        • tier 4: specialty drugs
        • To find out what your plan covers, look for the formulary, which may be on the insurer’s website, in your summary of benefits and notice of coverage from the insurance company, or in any coverage materials your provider sends you. plan. You can also contact the insurer directly for this information.

          Is coverage offered abroad?

          Overseas coverage may be considered supplemental insurance and is generally not covered by primary health insurance plans. You can contact your insurance provider to see if they offer coverage abroad.

          Is maternity coverage offered?

          Maternity coverage is considered an essential health benefit and is always offered in a standard health insurance plan, even if your pregnancy begins before your coverage begins.

          Is there coverage outside the network?

          It is important to consider the possibilities of out-of-network coverage. Health insurance companies contract with doctors and medical establishments. these providers are considered your plan’s network.

          Some plans like ppos allow you to get care outside of their network at a higher price, while hmos and epos usually don’t.

          Check the health plan’s provider network to make sure there are providers in your area that accept insurance. this is especially crucial if it’s a plan that doesn’t pay for out-of-network care.

          references required?

          Depending on your health insurance plan, you may need to get a referral from a primary care provider to see a specialist. hmos generally require referrals, but ppos and epos generally do not require referrals to see specialists.

          When your plan doesn’t require a referral, you often have more flexibility in scheduling appointments with specialists and worry less about the costs involved. but that flexibility often comes with higher premiums.
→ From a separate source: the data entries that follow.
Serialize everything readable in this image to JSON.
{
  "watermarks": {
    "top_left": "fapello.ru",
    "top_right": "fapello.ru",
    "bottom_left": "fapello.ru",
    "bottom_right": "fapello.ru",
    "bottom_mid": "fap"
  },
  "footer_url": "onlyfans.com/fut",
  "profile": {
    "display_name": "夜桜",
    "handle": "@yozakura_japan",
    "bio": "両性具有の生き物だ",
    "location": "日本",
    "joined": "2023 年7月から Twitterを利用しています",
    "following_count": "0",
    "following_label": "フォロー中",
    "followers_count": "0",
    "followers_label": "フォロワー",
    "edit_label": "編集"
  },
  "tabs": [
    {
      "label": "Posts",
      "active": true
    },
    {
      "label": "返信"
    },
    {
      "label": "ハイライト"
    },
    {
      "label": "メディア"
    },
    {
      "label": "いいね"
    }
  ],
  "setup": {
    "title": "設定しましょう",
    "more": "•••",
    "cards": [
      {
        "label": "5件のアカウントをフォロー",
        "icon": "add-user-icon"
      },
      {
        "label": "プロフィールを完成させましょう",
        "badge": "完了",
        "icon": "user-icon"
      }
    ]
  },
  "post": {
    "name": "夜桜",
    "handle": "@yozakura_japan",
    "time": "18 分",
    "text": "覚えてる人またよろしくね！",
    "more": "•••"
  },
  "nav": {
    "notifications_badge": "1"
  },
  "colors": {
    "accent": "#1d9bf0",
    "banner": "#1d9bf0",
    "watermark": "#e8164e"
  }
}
          what to look for in a health insurance plan

          When comparing health insurance plans on the ACA Marketplace, you want to compare the plans’ premiums, out-of-pocket costs like deductibles and coinsurance, and benefit designs and provider network.

          Premiums are a type of health insurance cost. you pay a premium to have health insurance coverage. in the market, the bronze and silver plans tend to have the lowest premiums, while the gold and platinum plans have the highest premiums.

          You shouldn’t choose a health care plan based solely on premiums. Out-of-pocket expenses also play a vital role in overall health expenses. Out-of-pocket costs, including deductibles and coinsurance, are what you pay when you need health care services. the gold and platinum plans have the lowest out-of-pocket costs, so you’ll pay less when you need care with those plans versus the bronze or silver plans.

          The metal level of a market only helps you estimate health care costs. however, it does not take into account the benefit design of the plan. benefit design includes whether the plan allows out-of-network care, requires members to choose a primary care provider, and mandates whether members need referrals to see specialists. A plan’s benefit design influences not only how much flexibility you have, but also how much you pay for out-of-network services.

          Regardless of which health plan you’re comparing, you should delve into the plan’s network of providers. check to make sure your providers are in the plan. If there aren’t many providers or facilities that accept the health plan in your area, you may pay more if you need care outside the network. Some plans allow you to get care outside the network, but that costs more than in-network care.

          See also: How do i meet my deductible for health insurance